23 Localizing with Mozilla Translator Guide, L10n, Localization, Translator, l10n
No summary!
24 Localizing with Pontoon Localization
Pontoon is a web-based, What-You-See-Is-What-You-Get (WYSIWYG), localization (l10n) tool. At Mozilla, we use Pontoon to localize all Mozilla products and websites, ranging from Firefox to Pontoon is a very simple and intuitive tool that requires little to no technical skill to use in the l10n workflow. Here we'll discuss how to use Pontoon to localize projects, from first sign-in to finalizing your contributions. Along the way, we'll point out some sweet features that will make you more efficient and make your l10n contributions easier.
25 Localizing without a specialized tool
From the Create a New Localization document, an interested localizer can follow a technical step-by-step process that starts the localization process by focusing on how to localize two of the primary types of localization files (DTD and properties) used in the Mozilla source code. With that document, users can see immediately two localized files in their user interface by following closely and carefully the steps to create a language pack or a binary file that is ready for installation. Repeating the process allows a localizer to create a testable package to see his or her work as they progress to a final version.
26 Patching a Localization Localization
Say you have found a problem with an existing localization. More specifically, it's a problem with an already released localization. What do you do now? Well, you have come to the right place! This page will walk you through creating a patch for an existing localization. The steps below are fairly generic; for the most part they apply to creating l10n patches for Firefox, Thunderbird, SeaMonkey, or Calendar.
27 SVN for Localizers
Welcome to the SVN tutorial for localizers! Here you'll learn the process of using SVN to obtain Mozilla website source files from the Mozilla servers and pushing your localizations right back to them. First things first, we need to give you a brief introduction to what SVN is and where you can find the necessary tools to get started. If you're already familiar with this information, skip ahead to Mozilla's SVN repositories.
28 Uplifting a localization from Central to Aurora Guide, Localization, Mozilla
Localizers who are working on l10n-central are responsible for getting their work onto the Aurora repository.
29 Writing localizable code Internationalization, Localization
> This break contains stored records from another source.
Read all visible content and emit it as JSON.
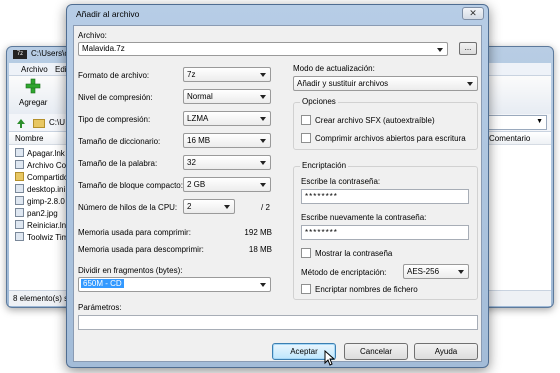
{
  "background_window": {
    "title": "C:\\Users\\cro",
    "app_icon": "7z",
    "menu": [
      "Archivo",
      "Edit"
    ],
    "toolbar": {
      "add_label": "Agregar",
      "add_icon": "green-plus-icon"
    },
    "address": {
      "path": "C:\\U"
    },
    "columns": {
      "name": "Nombre",
      "comment": "Comentario"
    },
    "files": [
      {
        "name": "Apagar.lnk",
        "type": "file"
      },
      {
        "name": "Archivo Co",
        "type": "file"
      },
      {
        "name": "Compartido",
        "type": "folder"
      },
      {
        "name": "desktop.ini",
        "type": "file"
      },
      {
        "name": "gimp-2.8.0",
        "type": "file"
      },
      {
        "name": "pan2.jpg",
        "type": "file"
      },
      {
        "name": "Reiniciar.lnl",
        "type": "file"
      },
      {
        "name": "Toolwiz Tim",
        "type": "file"
      }
    ],
    "status": "8 elemento(s) se"
  },
  "dialog": {
    "title": "Añadir al archivo",
    "close_label": "✕",
    "archive": {
      "label": "Archivo:",
      "value": "Malavida.7z",
      "browse_label": "..."
    },
    "format": {
      "label": "Formato de archivo:",
      "value": "7z"
    },
    "level": {
      "label": "Nivel de compresión:",
      "value": "Normal"
    },
    "method": {
      "label": "Tipo de compresión:",
      "value": "LZMA"
    },
    "dictionary": {
      "label": "Tamaño de diccionario:",
      "value": "16 MB"
    },
    "word_size": {
      "label": "Tamaño de la palabra:",
      "value": "32"
    },
    "solid_block": {
      "label": "Tamaño de bloque compacto:",
      "value": "2 GB"
    },
    "threads": {
      "label": "Número de hilos de la CPU:",
      "value": "2",
      "total": "/ 2"
    },
    "memory_compress": {
      "label": "Memoria usada para comprimir:",
      "value": "192 MB"
    },
    "memory_decompress": {
      "label": "Memoria usada para descomprimir:",
      "value": "18 MB"
    },
    "split": {
      "label": "Dividir en fragmentos (bytes):",
      "value": "650M - CD"
    },
    "parameters": {
      "label": "Parámetros:",
      "value": ""
    },
    "update_mode": {
      "label": "Modo de actualización:",
      "value": "Añadir y sustituir archivos"
    },
    "options": {
      "title": "Opciones",
      "sfx": {
        "label": "Crear archivo SFX (autoextraíble)",
        "checked": false
      },
      "shared": {
        "label": "Comprimir archivos abiertos para escritura",
        "checked": false
      }
    },
    "encryption": {
      "title": "Encriptación",
      "password_label": "Escribe la contraseña:",
      "password_value": "********",
      "reenter_label": "Escribe nuevamente la contraseña:",
      "reenter_value": "********",
      "show_password": {
        "label": "Mostrar la contraseña",
        "checked": false
      },
      "method_label": "Método de encriptación:",
      "method_value": "AES-256",
      "encrypt_names": {
        "label": "Encriptar nombres de fichero",
        "checked": false
      }
    },
    "buttons": {
      "ok": "Aceptar",
      "cancel": "Cancelar",
      "help": "Ayuda"
    }
  }
}
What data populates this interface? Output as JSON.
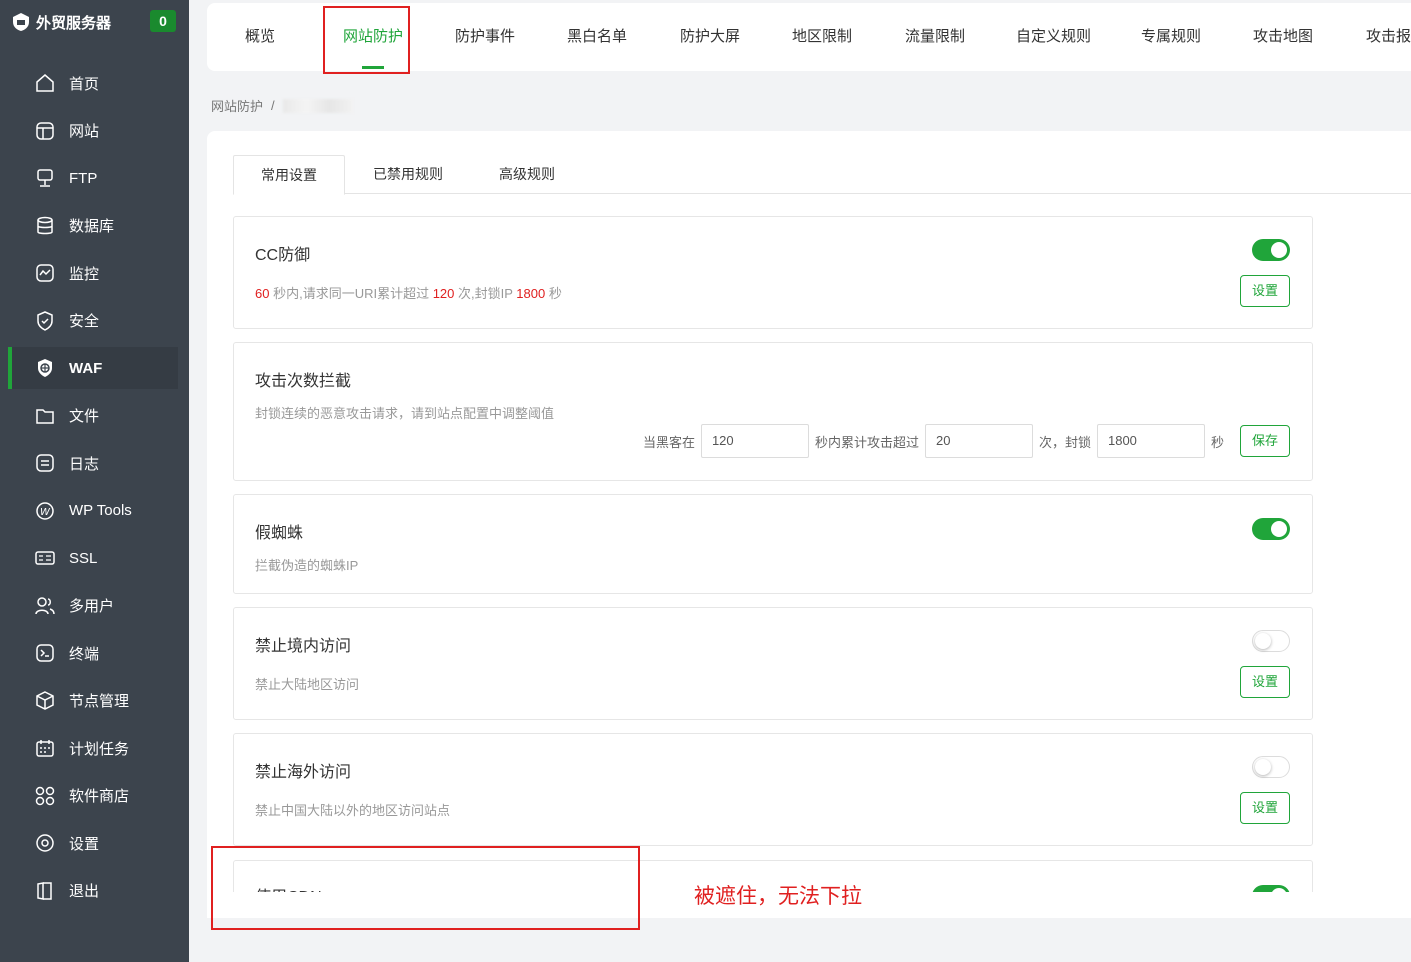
{
  "sidebar": {
    "brand": "外贸服务器",
    "badge": "0",
    "items": [
      {
        "label": "首页",
        "icon": "home-icon"
      },
      {
        "label": "网站",
        "icon": "globe-icon"
      },
      {
        "label": "FTP",
        "icon": "ftp-icon"
      },
      {
        "label": "数据库",
        "icon": "database-icon"
      },
      {
        "label": "监控",
        "icon": "monitor-icon"
      },
      {
        "label": "安全",
        "icon": "shield-icon"
      },
      {
        "label": "WAF",
        "icon": "waf-icon"
      },
      {
        "label": "文件",
        "icon": "folder-icon"
      },
      {
        "label": "日志",
        "icon": "log-icon"
      },
      {
        "label": "WP Tools",
        "icon": "wordpress-icon"
      },
      {
        "label": "SSL",
        "icon": "ssl-icon"
      },
      {
        "label": "多用户",
        "icon": "users-icon"
      },
      {
        "label": "终端",
        "icon": "terminal-icon"
      },
      {
        "label": "节点管理",
        "icon": "cube-icon"
      },
      {
        "label": "计划任务",
        "icon": "calendar-icon"
      },
      {
        "label": "软件商店",
        "icon": "apps-icon"
      },
      {
        "label": "设置",
        "icon": "settings-icon"
      },
      {
        "label": "退出",
        "icon": "logout-icon"
      }
    ],
    "active_index": 6
  },
  "topnav": {
    "tabs": [
      "概览",
      "网站防护",
      "防护事件",
      "黑白名单",
      "防护大屏",
      "地区限制",
      "流量限制",
      "自定义规则",
      "专属规则",
      "攻击地图",
      "攻击报"
    ],
    "active_index": 1
  },
  "breadcrumb": {
    "root": "网站防护",
    "separator": "/"
  },
  "subtabs": [
    "常用设置",
    "已禁用规则",
    "高级规则"
  ],
  "cards": {
    "cc": {
      "title": "CC防御",
      "enabled": true,
      "desc_parts": [
        "60",
        " 秒内,请求同一URI累计超过 ",
        "120",
        " 次,封锁IP ",
        "1800",
        " 秒"
      ],
      "button": "设置"
    },
    "attack": {
      "title": "攻击次数拦截",
      "desc": "封锁连续的恶意攻击请求，请到站点配置中调整阈值",
      "label1": "当黑客在",
      "value1": "120",
      "label2": "秒内累计攻击超过",
      "value2": "20",
      "label3": "次，封锁",
      "value3": "1800",
      "label4": "秒",
      "button": "保存"
    },
    "spider": {
      "title": "假蜘蛛",
      "enabled": true,
      "desc": "拦截伪造的蜘蛛IP"
    },
    "domestic": {
      "title": "禁止境内访问",
      "enabled": false,
      "desc": "禁止大陆地区访问",
      "button": "设置"
    },
    "overseas": {
      "title": "禁止海外访问",
      "enabled": false,
      "desc": "禁止中国大陆以外的地区访问站点",
      "button": "设置"
    },
    "cdn": {
      "title": "使用CDN",
      "enabled": true
    }
  },
  "annotation": "被遮住，无法下拉",
  "colors": {
    "accent": "#20a53a",
    "sidebar_bg": "#3c444d",
    "annotation_red": "#e02020"
  }
}
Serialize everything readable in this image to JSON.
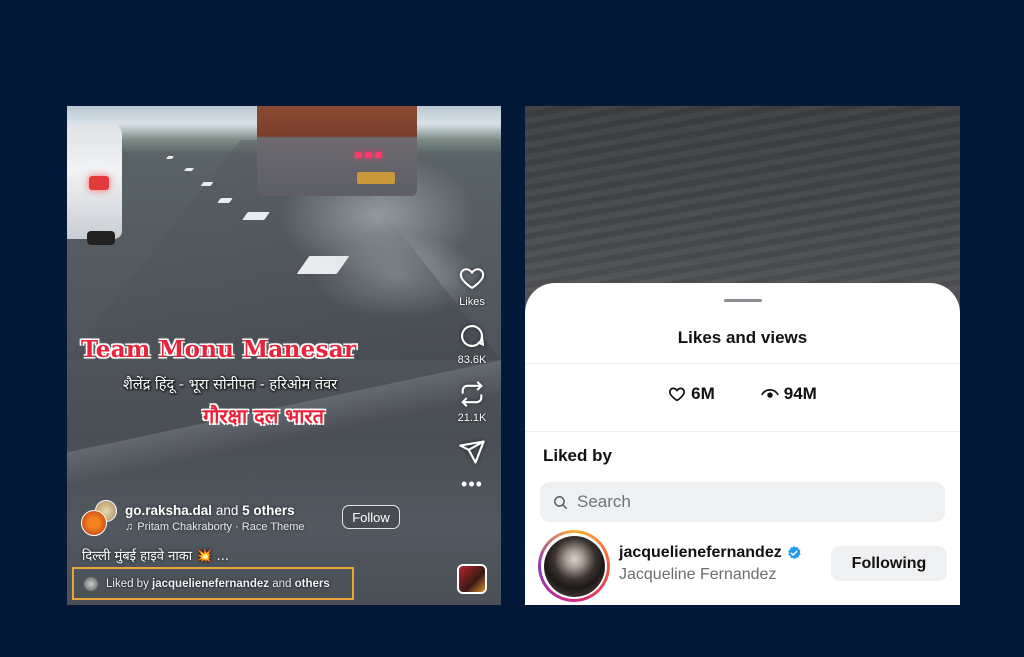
{
  "reel": {
    "overlay_title": "Team Monu Manesar",
    "overlay_subtitle": "शैलेंद्र हिंदू - भूरा सोनीपत - हरिओम तंवर",
    "overlay_org": "गौरक्षा दल भारत",
    "actions": {
      "likes_label": "Likes",
      "comments_count": "83.6K",
      "reposts_count": "21.1K",
      "more": "•••"
    },
    "author": {
      "name": "go.raksha.dal",
      "and_text": "and",
      "others": "5 others"
    },
    "music": "Pritam Chakraborty · Race Theme",
    "follow_label": "Follow",
    "caption": "दिल्ली मुंबई हाइवे नाका 💥 ...",
    "liked_by": {
      "prefix": "Liked by",
      "user": "jacquelienefernandez",
      "suffix": "and",
      "others": "others"
    },
    "highlight_color": "#e9a43a"
  },
  "likes_sheet": {
    "title": "Likes and views",
    "likes_count": "6M",
    "views_count": "94M",
    "liked_by_heading": "Liked by",
    "search_placeholder": "Search",
    "user": {
      "username": "jacquelienefernandez",
      "full_name": "Jacqueline Fernandez",
      "verified": true,
      "button_label": "Following"
    }
  },
  "colors": {
    "page_background": "#04193a",
    "verified_blue": "#1d9bf0",
    "overlay_red": "#e8243c"
  }
}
This page tells you about best practices and guidelines when dealing with UI code with respect to localization. It is aimed at Mozilla and extension developers.

Document Tags and Contributors

 Contributors to this page: fscholz
 Last updated by: fscholz,